Historically, ties between the Middle East and the Indian subcontinent grew stronger during the British Raj, encompassing both economic and strategic aspects. After gaining independence in 1948, India largely kept a political isolation from the Middle East due to its non-aligned status in the Cold War, though it opposed Western influence in the region and showed solidarity with Palestinians. However, incumbent Prime Minister Narendra Modi's leadership since 2014 has sought to deepen its trade and strategic relations with Middle East.

For United States, building upon initiatives like the 2020 Abraham Accords, where Israel and the UAE normalised relations, the United States sees this potential Indo-Abrahamic alliance as an opportunity ‘to do more with less’ in the region. Moreover, the Abraham Accords have been advantageous to India, as they have facilitated a political framework for Delhi to operate regionally with ease, as Hindutva doctrines have supported Israeli expansionism in lieu with American allies, mostly monarchial states.

Additionally, India has built a close alliance with Israel, despite only establishing full diplomatic relations in 1992. Israeli Prime Minister Benjamin Netanyahu has fostered close relations with Modi, sharing converging views on many political issues. It has been Israel which has provided training, surveillance equipment, and radar technology to Indian police in India-administered Kashmir, while Delhi currently stands as the largest buyer of Israeli-made weapons.

Along with security and military ties, Israel’s membership of the I2U2 means it would be closely involved in the negotiations in the recent connectivity deal. Despite Israel and Saudi Arabia’s current lack of official diplomatic ties, the US has still pushed for a normalisation agreement between the two. 

According to analyst, Mohammad Soliman, ‘Riyadh has nurtured good relations with Israel and India and may look to this grouping as a strategic opportunity in the long run.’

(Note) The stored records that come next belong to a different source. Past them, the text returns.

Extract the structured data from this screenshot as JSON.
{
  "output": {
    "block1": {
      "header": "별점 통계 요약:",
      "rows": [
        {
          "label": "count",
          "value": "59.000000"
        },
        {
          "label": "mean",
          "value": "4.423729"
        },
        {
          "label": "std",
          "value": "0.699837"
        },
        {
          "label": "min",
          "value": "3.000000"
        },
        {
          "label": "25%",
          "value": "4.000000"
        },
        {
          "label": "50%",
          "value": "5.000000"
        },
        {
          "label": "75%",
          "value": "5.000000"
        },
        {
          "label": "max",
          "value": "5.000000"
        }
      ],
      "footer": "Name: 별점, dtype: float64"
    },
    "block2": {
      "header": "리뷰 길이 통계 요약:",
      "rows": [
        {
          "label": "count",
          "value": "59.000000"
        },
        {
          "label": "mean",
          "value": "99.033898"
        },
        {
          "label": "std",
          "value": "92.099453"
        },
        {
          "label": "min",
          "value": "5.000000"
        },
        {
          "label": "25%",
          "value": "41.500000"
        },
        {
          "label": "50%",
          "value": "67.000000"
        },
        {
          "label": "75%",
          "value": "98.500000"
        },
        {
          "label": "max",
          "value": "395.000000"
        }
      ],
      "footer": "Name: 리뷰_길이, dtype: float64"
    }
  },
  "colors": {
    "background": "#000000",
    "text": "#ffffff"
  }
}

These ideological associations have certainly laid the foundation for the wider strengthening of economic ties. India has always considered the Gulf Cooperation Council (GCC) an essential economic partner, benefiting from hydrocarbon imports and remittances from Indian expats. And more recently, India and the UAE have collaborated on space programs while Abu Dhabi has committed to over $100 billion worth of investments in Indian sectors such as infrastructure, agriculture, manufacturing, and renewable energy.

Like with Israel, India has also benefited from Abu Dhabi and Riyadh’s support over Kashmir, particularly as Emirati investments in the disputed territory have solidified Delhi’s control over it, albeit straining relations with Pakistan.

Bilateral ties between Cairo and Delhi also have increasingly grown, incited by India’s recognition of Egypt's pivotal repositioning in the Mediterranean and its growing economic and military significance.

This momentum was further strengthened by the visit of Egyptian President Abdel al-Fattah al-Sisi to Delhi in January 2023, where he emphasised the importance of forging economic relations with India to address Egypt's fiscal challenges. Such ties could also boost Egypt’s inclusion into the I2U2 forum, further increasing its cooperation with India.  

For India’s part, it has maintained a timid approach toward China's involvement in the region. While welcoming initiatives like recent mutual appointments of Emirati and Iranian ambassadors, India's silence over the China-brokered Saudi-Iran talks reflected its reservations about Beijing’s influence.

India may prefer working with the US over China in the Middle East. However, India still has its own independent approach to the region beyond the US’s strategic vision. A proof of this is Delhi’s discussions with Abu Dhabi to settle non-oil trade in Indian rupees as opposed to the US dollar, though oil trade remains settled in dollars.

According to Jonathan Fenton Harvey’s Oped in The New Arab: ‘Given the nuances of India’s foreign policy, along with its own economic cooperation with China, US officials may be wrong to solely see Delhi as a bulwark against Beijing. Nonetheless, India’s presence in the Middle East reflects the growing multipolar nature of the region.


Popular Posts